● **Work to be completed**: Go through the data and copy each line where the string "ΦΟΡΤΩΤΙΚΗ" appears.

● **Supplied data**:
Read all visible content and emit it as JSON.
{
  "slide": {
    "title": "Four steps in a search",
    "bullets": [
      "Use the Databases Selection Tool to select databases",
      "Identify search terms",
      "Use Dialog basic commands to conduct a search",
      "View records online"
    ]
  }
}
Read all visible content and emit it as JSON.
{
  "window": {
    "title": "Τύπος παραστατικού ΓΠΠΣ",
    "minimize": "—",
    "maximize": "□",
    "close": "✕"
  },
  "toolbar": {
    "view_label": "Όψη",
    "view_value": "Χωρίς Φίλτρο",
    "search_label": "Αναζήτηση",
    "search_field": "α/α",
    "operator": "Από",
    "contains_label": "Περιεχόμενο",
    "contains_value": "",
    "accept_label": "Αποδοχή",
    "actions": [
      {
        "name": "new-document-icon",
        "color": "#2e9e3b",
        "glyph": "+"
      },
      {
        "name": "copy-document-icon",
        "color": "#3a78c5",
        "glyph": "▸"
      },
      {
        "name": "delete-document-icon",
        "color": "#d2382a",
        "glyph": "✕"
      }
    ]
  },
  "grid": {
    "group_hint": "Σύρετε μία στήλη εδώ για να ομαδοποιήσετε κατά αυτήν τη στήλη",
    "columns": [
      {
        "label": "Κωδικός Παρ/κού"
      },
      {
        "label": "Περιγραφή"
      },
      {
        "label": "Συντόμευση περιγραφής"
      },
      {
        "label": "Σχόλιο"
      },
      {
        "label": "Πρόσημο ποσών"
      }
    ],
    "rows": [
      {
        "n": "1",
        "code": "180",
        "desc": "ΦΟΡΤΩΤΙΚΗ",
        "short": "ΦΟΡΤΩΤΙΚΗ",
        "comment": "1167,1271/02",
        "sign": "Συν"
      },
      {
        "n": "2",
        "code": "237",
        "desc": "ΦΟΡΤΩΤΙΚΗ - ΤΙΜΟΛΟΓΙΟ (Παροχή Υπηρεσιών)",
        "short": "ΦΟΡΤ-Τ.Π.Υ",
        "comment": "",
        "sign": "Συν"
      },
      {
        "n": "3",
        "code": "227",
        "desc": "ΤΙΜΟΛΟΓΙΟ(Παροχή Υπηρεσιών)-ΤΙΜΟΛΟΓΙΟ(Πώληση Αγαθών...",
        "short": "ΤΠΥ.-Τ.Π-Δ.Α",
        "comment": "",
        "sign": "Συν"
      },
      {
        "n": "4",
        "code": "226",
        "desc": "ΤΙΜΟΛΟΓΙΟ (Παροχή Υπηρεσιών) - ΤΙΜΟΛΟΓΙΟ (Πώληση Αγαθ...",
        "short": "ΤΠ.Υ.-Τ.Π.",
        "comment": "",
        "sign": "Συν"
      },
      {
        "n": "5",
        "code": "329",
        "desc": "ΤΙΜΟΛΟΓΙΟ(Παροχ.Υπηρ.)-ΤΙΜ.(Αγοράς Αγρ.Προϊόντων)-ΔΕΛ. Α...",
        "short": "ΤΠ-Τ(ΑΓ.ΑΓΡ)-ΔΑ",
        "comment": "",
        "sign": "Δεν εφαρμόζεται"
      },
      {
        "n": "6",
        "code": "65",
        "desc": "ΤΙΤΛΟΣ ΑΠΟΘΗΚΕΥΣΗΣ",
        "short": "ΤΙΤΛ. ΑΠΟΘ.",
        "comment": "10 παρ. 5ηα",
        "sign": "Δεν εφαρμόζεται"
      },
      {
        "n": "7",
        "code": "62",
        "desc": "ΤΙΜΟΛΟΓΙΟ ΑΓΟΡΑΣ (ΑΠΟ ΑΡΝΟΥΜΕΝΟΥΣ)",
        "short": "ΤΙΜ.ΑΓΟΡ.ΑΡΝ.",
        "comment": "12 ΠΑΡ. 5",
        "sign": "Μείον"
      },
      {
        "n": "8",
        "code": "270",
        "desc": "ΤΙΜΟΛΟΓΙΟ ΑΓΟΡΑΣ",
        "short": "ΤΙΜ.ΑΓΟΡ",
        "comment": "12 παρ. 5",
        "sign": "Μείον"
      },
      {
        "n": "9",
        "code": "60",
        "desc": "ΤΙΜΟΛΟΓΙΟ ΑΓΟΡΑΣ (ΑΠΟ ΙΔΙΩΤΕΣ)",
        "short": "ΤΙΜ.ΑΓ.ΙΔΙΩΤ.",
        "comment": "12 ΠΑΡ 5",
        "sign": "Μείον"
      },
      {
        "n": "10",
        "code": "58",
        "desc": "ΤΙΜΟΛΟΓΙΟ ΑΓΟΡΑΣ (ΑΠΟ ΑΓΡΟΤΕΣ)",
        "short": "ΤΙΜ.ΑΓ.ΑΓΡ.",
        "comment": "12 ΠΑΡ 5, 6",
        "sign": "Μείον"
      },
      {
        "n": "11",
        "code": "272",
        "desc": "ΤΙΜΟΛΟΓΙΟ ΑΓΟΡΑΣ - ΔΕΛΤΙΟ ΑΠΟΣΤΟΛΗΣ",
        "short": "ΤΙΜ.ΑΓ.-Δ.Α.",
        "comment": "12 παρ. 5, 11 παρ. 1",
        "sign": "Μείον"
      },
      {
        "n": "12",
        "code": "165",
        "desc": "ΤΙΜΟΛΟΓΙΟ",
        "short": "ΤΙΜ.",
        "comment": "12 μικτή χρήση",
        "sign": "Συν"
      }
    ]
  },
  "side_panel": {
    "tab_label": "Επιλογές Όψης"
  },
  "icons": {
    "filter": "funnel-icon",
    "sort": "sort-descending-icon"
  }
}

● **Result of this exercise**:
        "desc": "ΦΟΡΤΩΤΙΚΗ",
        "short": "ΦΟΡΤΩΤΙΚΗ",
        "desc": "ΦΟΡΤΩΤΙΚΗ - ΤΙΜΟΛΟΓΙΟ (Παροχή Υπηρεσιών)",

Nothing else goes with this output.